== Data ==
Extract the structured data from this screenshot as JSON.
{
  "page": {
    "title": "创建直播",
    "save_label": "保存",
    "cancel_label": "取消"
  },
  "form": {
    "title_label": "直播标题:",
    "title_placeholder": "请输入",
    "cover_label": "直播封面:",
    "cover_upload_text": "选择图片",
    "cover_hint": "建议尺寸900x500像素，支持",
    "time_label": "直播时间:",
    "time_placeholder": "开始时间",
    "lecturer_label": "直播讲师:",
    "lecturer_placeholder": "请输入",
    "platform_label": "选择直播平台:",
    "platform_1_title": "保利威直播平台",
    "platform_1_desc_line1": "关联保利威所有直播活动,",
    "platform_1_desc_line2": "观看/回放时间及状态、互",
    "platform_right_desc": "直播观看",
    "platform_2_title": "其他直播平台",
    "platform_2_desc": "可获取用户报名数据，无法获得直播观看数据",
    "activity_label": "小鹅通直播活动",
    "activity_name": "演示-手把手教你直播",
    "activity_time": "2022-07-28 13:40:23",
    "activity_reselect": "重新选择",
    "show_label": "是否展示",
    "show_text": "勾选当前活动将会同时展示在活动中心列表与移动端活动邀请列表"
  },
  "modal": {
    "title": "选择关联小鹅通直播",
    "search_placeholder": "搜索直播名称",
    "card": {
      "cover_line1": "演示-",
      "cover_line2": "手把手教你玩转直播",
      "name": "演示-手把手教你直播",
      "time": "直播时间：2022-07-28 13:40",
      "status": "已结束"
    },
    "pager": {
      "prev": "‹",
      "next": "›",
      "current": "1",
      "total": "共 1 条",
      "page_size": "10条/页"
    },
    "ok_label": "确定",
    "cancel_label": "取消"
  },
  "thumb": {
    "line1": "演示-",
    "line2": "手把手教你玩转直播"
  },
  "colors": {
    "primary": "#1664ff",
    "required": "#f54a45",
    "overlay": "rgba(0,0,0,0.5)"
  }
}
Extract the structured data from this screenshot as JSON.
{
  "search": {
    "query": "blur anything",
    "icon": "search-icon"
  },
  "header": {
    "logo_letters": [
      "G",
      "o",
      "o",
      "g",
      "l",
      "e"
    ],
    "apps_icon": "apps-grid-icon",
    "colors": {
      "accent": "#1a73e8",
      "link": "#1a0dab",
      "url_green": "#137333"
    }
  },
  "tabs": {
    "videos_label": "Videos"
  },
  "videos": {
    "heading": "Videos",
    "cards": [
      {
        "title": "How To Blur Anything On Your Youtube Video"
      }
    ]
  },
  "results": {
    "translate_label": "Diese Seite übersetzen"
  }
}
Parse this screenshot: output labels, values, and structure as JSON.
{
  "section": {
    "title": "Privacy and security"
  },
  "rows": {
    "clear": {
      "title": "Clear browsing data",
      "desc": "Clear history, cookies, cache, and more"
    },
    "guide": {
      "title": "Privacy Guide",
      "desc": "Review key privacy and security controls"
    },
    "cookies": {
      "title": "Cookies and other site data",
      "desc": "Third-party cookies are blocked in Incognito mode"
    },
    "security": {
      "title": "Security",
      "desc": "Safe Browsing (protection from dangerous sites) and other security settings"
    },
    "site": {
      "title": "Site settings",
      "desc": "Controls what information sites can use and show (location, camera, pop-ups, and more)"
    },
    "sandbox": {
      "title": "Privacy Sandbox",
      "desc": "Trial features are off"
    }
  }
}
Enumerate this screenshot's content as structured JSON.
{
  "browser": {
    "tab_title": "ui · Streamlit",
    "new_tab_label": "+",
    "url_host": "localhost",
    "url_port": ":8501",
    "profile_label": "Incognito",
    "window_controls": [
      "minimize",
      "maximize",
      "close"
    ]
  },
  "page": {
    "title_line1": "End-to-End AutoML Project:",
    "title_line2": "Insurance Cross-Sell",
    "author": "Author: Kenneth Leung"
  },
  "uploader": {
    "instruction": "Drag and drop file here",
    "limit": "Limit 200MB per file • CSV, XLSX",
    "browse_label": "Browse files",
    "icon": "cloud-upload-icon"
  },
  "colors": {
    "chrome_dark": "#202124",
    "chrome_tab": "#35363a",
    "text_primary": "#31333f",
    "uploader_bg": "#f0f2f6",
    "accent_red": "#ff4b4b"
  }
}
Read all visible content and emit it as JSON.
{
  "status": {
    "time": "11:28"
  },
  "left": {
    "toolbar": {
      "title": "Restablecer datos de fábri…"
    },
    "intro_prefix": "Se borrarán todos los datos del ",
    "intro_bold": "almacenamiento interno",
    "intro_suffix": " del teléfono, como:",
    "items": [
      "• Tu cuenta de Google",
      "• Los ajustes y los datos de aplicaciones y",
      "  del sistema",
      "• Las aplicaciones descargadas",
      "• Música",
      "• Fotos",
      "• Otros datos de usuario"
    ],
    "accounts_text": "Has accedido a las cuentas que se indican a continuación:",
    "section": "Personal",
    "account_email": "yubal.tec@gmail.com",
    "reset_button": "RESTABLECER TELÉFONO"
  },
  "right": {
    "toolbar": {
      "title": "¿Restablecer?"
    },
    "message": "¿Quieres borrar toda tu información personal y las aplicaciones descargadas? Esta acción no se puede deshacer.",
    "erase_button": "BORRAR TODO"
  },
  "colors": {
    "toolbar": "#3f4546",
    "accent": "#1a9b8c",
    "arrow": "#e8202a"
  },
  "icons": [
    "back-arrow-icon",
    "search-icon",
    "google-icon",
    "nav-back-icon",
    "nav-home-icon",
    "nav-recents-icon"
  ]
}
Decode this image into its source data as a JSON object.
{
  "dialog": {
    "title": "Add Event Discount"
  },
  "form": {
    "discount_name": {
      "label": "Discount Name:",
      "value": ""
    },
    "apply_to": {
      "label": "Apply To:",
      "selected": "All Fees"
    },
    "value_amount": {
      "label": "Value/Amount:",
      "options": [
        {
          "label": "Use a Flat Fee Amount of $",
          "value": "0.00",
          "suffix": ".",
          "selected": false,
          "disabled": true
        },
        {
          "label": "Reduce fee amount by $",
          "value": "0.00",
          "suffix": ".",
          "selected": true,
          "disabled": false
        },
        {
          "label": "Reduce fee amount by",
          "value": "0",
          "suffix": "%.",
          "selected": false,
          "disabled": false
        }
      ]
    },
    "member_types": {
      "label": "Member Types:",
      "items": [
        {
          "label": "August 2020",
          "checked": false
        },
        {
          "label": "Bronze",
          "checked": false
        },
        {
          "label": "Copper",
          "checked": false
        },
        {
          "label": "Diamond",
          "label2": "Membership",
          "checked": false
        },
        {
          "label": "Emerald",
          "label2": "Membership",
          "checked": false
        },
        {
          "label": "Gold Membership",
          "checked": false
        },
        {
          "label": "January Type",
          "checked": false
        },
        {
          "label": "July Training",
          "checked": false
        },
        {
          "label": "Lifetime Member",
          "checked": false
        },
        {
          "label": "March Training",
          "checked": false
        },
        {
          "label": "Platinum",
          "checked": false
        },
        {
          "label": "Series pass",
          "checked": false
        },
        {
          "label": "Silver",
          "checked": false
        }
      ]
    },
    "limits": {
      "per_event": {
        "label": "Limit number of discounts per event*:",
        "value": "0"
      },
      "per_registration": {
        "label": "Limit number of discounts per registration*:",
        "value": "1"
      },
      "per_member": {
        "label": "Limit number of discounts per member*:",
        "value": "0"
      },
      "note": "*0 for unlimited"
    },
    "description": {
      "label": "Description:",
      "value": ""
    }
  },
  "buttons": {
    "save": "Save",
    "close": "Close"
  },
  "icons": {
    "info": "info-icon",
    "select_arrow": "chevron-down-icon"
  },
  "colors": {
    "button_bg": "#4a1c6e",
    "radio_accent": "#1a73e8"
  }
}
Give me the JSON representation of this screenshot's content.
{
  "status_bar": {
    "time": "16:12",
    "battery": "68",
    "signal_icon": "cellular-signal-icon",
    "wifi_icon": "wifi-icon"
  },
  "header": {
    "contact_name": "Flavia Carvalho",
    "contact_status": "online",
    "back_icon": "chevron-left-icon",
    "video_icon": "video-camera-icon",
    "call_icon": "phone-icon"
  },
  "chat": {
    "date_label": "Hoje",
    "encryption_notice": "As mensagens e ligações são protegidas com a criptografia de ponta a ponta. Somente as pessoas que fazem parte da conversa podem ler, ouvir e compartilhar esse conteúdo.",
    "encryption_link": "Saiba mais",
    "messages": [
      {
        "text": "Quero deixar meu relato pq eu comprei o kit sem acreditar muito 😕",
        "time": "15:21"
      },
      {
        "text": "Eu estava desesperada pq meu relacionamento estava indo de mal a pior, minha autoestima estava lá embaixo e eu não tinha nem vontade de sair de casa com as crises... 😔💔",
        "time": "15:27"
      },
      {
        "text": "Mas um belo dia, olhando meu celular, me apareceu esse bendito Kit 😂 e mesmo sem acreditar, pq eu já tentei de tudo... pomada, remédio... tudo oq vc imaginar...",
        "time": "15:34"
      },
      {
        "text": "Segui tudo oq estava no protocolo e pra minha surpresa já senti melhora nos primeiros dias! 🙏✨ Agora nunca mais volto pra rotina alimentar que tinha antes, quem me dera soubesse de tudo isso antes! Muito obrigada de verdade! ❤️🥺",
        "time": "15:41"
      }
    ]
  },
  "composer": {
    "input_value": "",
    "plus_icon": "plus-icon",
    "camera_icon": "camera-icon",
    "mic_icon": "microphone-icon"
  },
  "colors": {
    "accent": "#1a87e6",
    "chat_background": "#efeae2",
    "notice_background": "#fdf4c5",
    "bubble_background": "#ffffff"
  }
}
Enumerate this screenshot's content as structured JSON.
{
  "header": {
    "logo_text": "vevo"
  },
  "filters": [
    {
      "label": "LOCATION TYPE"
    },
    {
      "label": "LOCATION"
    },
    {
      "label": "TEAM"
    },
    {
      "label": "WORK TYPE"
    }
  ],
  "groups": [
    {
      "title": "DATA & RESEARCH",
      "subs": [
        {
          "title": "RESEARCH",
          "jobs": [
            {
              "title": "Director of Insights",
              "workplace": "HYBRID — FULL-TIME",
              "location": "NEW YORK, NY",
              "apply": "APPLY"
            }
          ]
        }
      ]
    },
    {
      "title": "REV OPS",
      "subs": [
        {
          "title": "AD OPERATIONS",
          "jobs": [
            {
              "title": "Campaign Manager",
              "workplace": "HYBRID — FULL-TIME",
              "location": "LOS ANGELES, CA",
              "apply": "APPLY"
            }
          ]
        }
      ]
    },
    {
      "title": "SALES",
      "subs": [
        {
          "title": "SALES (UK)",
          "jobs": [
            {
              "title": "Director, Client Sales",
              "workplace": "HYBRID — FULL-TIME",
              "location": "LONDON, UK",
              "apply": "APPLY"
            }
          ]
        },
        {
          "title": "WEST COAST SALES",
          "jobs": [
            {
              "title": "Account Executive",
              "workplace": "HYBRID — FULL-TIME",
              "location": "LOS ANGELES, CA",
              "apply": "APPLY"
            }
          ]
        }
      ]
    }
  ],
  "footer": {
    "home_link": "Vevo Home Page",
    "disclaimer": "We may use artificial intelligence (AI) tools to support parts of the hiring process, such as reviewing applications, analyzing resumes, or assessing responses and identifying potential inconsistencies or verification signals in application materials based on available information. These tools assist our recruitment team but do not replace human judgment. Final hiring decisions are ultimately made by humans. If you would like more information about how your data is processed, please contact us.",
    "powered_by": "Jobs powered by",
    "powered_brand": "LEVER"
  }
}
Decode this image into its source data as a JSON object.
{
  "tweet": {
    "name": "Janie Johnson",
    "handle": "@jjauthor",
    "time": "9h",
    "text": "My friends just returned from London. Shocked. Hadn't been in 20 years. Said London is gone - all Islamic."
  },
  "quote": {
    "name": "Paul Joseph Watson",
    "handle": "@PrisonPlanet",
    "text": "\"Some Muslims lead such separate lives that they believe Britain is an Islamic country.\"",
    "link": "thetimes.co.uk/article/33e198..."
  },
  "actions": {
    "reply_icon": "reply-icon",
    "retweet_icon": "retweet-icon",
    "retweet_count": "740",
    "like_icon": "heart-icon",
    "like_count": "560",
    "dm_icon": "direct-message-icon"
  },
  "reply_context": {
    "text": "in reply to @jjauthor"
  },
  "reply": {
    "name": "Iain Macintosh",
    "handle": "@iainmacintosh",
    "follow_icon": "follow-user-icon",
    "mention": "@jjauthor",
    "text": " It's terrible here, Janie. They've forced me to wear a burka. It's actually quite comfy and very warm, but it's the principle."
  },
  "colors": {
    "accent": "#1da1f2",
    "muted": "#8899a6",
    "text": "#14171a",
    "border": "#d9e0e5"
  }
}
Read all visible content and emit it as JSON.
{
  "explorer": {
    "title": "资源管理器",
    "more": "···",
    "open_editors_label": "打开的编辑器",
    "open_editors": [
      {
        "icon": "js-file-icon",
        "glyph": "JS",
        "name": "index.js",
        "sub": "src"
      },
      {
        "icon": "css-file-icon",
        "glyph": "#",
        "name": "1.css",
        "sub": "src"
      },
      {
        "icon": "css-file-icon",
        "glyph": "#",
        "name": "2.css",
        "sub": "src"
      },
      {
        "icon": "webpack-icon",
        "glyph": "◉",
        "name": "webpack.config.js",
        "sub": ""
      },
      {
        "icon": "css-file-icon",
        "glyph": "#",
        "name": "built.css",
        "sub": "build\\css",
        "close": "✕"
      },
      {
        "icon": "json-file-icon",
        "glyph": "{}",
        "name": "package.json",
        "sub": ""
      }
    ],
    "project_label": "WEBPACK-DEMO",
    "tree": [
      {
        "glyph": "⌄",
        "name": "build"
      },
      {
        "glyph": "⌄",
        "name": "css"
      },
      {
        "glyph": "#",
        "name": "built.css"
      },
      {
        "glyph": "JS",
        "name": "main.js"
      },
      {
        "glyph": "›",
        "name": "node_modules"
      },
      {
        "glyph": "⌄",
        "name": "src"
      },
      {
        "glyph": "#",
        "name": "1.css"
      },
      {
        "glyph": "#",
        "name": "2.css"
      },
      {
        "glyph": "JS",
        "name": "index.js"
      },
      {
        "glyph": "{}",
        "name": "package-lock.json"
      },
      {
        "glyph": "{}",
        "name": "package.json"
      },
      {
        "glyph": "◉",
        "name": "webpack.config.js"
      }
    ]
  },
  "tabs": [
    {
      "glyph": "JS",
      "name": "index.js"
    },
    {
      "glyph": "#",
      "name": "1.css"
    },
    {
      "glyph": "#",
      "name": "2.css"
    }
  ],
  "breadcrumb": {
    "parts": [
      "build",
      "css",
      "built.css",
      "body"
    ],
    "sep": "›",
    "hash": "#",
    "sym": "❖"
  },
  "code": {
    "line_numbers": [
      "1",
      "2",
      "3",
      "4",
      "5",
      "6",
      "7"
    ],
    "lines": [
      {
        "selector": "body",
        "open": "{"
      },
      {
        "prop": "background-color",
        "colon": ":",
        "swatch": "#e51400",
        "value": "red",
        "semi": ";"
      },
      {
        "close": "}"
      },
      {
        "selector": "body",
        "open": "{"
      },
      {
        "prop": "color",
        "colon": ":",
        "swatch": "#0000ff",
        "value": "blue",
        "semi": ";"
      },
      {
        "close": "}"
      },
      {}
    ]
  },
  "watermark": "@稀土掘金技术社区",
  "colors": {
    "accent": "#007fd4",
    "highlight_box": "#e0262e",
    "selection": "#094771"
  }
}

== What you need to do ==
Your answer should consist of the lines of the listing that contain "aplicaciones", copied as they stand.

== Exercise response ==
      "• Los ajustes y los datos de aplicaciones y",
      "• Las aplicaciones descargadas",
    "message": "¿Quieres borrar toda tu información personal y las aplicaciones descargadas? Esta acción no se puede deshacer.",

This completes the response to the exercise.